The Boy Scouts of America, which prohibits known homosexuals from membership and leadership, went to court seeking restoration of its place in the campaign. The BSA argued Connecticut had violated scouting’s rights to free speech and association. A federal judge ruled against the scouts, however, granting a motion for summary judgment by the state.

State and local governments increasingly have ruled against the Boy Scouts in recent years because of the organization’s policy on homosexuality — despite a Supreme Court ruling in 2000 upholding the scouts’ right to bar homosexuals.

In the brief asking the Supreme Court to accept the case, the ERLC and its allies said the justices “should not tolerate this dodge” by the Second Circuit of their 2000 ruling on the scouts.

The Second Circuit’s decision threatens the rights of associations to set criteria for their members, the brief contended.

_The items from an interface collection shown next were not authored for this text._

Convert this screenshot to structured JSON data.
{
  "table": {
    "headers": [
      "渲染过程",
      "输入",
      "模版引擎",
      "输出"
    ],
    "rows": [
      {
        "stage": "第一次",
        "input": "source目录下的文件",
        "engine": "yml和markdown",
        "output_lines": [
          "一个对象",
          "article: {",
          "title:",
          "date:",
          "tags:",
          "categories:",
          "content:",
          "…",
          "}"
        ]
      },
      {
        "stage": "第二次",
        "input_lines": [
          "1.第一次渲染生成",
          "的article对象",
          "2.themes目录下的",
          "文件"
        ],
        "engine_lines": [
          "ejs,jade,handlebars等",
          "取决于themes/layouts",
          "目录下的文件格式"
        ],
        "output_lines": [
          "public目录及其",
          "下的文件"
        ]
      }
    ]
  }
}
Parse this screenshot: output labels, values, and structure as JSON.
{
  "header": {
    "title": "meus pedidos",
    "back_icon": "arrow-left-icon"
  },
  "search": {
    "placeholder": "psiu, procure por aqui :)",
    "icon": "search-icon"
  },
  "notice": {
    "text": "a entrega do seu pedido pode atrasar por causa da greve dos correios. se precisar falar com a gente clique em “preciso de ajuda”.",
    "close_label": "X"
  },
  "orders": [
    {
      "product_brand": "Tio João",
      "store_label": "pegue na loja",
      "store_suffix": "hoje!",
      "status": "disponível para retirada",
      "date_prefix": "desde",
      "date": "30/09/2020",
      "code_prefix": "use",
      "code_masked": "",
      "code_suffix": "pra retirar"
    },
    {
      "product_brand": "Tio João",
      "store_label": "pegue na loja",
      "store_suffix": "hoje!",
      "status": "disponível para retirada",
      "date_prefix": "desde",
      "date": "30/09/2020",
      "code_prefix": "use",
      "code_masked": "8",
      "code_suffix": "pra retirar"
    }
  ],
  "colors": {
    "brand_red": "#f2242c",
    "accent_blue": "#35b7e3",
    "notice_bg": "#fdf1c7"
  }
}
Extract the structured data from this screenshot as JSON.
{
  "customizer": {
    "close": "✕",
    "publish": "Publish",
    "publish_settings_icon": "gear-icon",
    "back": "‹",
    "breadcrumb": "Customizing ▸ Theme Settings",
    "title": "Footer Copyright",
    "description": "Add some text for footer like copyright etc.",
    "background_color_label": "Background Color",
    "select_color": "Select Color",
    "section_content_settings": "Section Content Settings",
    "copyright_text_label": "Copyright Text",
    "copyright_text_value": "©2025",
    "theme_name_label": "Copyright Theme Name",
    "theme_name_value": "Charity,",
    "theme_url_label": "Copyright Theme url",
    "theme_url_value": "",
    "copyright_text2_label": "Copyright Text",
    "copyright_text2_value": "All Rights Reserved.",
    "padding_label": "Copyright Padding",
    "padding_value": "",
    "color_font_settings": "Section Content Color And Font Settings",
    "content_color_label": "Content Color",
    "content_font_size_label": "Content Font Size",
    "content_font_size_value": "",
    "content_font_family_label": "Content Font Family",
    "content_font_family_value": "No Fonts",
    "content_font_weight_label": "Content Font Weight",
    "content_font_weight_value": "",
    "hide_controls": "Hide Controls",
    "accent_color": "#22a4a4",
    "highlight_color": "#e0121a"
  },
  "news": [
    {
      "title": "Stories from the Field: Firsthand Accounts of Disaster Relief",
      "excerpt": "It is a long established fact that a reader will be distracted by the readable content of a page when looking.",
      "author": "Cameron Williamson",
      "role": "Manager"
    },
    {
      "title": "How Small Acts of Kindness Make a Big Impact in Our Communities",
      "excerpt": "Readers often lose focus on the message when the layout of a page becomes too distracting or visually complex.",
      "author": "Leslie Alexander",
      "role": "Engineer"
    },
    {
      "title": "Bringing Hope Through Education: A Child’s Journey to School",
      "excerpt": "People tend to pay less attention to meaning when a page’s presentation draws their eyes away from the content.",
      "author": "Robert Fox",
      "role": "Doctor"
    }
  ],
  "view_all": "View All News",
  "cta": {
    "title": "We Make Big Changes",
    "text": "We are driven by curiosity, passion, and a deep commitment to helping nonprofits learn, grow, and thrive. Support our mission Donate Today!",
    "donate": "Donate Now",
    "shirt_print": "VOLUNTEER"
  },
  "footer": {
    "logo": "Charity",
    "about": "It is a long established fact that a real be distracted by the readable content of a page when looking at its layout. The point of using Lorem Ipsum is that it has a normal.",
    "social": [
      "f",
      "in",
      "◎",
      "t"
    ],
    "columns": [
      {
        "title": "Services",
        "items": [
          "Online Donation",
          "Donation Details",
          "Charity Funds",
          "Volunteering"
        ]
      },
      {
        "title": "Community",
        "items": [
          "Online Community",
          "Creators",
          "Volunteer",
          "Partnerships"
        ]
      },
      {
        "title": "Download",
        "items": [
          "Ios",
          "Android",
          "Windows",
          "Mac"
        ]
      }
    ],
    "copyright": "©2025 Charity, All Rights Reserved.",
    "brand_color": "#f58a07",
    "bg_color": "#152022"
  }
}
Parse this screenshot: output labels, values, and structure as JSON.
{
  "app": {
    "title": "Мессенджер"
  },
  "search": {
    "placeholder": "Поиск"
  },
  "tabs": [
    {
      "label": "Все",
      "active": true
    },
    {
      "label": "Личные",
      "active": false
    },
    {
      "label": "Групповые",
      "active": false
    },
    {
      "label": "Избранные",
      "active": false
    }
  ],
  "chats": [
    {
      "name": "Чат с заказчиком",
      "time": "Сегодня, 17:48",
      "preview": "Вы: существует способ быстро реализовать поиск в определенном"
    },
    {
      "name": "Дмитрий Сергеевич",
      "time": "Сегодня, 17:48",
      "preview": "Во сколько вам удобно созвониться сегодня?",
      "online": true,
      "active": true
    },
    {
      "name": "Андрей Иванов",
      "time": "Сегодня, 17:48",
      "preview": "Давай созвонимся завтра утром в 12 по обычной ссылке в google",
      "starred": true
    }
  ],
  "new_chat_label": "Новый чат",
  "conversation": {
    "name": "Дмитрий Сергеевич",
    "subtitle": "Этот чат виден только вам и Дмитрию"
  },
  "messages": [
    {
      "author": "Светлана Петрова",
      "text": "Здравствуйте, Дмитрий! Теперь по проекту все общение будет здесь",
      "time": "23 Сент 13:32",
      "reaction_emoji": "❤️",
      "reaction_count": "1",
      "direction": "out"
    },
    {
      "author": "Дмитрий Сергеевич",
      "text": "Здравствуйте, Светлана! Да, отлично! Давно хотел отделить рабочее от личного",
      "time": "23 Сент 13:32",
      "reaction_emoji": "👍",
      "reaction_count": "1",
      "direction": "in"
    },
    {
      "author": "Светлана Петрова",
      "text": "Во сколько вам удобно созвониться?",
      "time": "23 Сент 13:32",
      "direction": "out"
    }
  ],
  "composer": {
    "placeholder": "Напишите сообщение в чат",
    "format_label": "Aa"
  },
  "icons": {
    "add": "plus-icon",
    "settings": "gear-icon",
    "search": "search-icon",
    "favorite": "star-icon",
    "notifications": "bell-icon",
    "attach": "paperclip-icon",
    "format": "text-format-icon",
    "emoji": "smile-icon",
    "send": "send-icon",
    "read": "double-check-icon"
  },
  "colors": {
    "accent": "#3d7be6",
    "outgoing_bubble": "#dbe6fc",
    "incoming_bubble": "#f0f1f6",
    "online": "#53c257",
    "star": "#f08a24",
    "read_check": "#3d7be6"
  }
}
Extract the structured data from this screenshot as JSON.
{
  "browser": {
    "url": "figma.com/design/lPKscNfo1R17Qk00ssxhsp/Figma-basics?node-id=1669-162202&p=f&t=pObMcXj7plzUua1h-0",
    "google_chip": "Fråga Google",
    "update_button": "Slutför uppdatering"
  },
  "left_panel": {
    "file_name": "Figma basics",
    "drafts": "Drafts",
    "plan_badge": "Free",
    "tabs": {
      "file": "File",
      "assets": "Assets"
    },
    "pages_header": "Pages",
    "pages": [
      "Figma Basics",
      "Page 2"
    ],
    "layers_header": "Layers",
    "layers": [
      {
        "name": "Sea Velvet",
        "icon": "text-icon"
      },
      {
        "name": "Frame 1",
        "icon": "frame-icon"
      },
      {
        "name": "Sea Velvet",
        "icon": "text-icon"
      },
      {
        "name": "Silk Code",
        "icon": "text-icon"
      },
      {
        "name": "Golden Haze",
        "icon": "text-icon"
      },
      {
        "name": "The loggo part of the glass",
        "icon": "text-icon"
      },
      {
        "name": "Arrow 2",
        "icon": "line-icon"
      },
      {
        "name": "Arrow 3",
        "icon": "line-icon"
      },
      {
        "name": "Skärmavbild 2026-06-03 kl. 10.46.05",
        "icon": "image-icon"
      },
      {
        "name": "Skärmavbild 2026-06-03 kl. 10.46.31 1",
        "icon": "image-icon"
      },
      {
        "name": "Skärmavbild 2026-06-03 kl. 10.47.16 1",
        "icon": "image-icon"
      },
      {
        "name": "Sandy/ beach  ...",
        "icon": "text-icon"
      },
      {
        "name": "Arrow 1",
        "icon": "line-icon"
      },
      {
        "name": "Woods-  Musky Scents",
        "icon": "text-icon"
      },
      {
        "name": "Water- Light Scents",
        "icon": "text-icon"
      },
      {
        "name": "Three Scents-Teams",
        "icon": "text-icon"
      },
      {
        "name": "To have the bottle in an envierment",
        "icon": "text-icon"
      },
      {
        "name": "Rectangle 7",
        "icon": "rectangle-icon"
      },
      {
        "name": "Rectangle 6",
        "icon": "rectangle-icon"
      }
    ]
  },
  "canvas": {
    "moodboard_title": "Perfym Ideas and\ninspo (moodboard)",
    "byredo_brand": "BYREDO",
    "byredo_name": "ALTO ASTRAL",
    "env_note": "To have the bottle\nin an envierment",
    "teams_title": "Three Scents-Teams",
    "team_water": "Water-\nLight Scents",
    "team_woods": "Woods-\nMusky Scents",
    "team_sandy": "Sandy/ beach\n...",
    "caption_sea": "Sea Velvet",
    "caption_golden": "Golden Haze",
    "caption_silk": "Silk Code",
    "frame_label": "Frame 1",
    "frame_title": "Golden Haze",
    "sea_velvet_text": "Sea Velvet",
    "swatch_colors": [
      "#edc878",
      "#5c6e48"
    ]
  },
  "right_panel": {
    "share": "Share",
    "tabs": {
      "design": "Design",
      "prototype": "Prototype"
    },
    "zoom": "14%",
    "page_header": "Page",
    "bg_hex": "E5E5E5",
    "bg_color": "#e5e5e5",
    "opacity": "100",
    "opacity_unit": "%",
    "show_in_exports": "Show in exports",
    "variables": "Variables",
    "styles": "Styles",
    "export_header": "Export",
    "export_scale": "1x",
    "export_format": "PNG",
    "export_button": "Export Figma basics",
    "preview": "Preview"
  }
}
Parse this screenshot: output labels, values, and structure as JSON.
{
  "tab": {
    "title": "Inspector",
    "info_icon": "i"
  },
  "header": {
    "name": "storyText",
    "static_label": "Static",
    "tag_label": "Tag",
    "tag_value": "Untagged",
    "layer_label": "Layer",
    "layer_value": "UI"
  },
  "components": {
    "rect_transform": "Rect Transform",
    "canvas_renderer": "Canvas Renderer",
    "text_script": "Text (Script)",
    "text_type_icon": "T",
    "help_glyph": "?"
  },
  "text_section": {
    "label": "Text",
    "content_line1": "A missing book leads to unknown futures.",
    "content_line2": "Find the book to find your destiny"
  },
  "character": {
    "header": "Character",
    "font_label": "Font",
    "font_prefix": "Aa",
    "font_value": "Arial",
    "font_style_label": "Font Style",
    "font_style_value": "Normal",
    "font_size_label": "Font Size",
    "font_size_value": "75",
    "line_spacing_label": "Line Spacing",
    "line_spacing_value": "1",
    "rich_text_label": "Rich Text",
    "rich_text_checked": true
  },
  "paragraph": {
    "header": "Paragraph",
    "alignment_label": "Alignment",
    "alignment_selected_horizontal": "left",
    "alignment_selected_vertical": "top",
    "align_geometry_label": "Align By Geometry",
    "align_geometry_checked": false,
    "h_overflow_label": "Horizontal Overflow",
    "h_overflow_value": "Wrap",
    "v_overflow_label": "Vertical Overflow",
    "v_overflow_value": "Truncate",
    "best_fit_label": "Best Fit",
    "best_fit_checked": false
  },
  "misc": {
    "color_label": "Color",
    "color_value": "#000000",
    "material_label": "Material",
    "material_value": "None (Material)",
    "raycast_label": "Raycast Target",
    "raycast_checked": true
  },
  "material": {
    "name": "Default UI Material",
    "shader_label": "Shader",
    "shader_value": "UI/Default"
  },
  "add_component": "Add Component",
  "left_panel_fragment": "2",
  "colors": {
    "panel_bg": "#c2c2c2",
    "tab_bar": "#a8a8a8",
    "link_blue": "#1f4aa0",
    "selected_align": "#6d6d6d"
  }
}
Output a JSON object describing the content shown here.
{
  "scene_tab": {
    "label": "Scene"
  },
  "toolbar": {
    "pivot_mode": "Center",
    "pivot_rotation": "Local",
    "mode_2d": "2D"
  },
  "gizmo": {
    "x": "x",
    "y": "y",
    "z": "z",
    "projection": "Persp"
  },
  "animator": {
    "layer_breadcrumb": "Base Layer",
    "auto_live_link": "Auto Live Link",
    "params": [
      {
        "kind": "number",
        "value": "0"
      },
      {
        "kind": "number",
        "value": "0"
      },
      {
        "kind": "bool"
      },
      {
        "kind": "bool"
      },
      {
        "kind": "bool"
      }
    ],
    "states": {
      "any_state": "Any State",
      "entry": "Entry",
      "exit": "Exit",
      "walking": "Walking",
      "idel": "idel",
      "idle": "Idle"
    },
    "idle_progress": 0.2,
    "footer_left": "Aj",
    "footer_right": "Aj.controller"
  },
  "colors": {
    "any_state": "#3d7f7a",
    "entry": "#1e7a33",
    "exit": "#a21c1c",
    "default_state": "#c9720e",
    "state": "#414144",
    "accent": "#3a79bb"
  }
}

It particularly endangers “religious organizations that regularly take [often unpopular] positions on the very same moral issues addressed by states’ own discrimination laws,” the brief said.

Unless the Supreme Court overturns the opinion, “many expressive associations that choose to reflect any controversial views on abortion, female clergy, homosexual marriage, contraceptive medical coverage and religious affiliation through their membership and hiring policies will risk having to change their messages or face an avalanche of lawsuits,” according to the brief.

When an association expresses viewpoints on issues, “any outside interference with its membership necessarily alters the group’s message,” the brief argued. “Associational rights are not second-class protections under free speech doctrine. Expressive association rights are not diminished, but are in fact more important, when a group’s viewpoint is unpopular with the government, as the Boy Scouts’ is with the state of Connecticut,” according to the brief.

Some states have no religious exemptions in their anti-discrimination laws, while others restrict religious exemptions to certain categories, the brief said.

Shannon Royce, a legal consultant for the ERLC, said, “We believe it is critical for this case to be corrected, or the freedom of religion of churches and other religious institutions will ultimately be destroyed.

“At its root, freedom of religion must mean two things: First, freedom to believe according to the dictates of one’s own conscience and, second, freedom to associate with people who share those core religious beliefs,” Royce said. “If these religious beliefs are to be judged inadequate by the government because they have become politically incorrect, religious freedom as we have historically known it is lost.”

In addition to the ERLC and the Becket Fund, other organizations joining in the brief were the Center for Public Justice and the Union of Orthodox Jewish Congregations of America.

The case is Boy Scouts of America v. Wyman.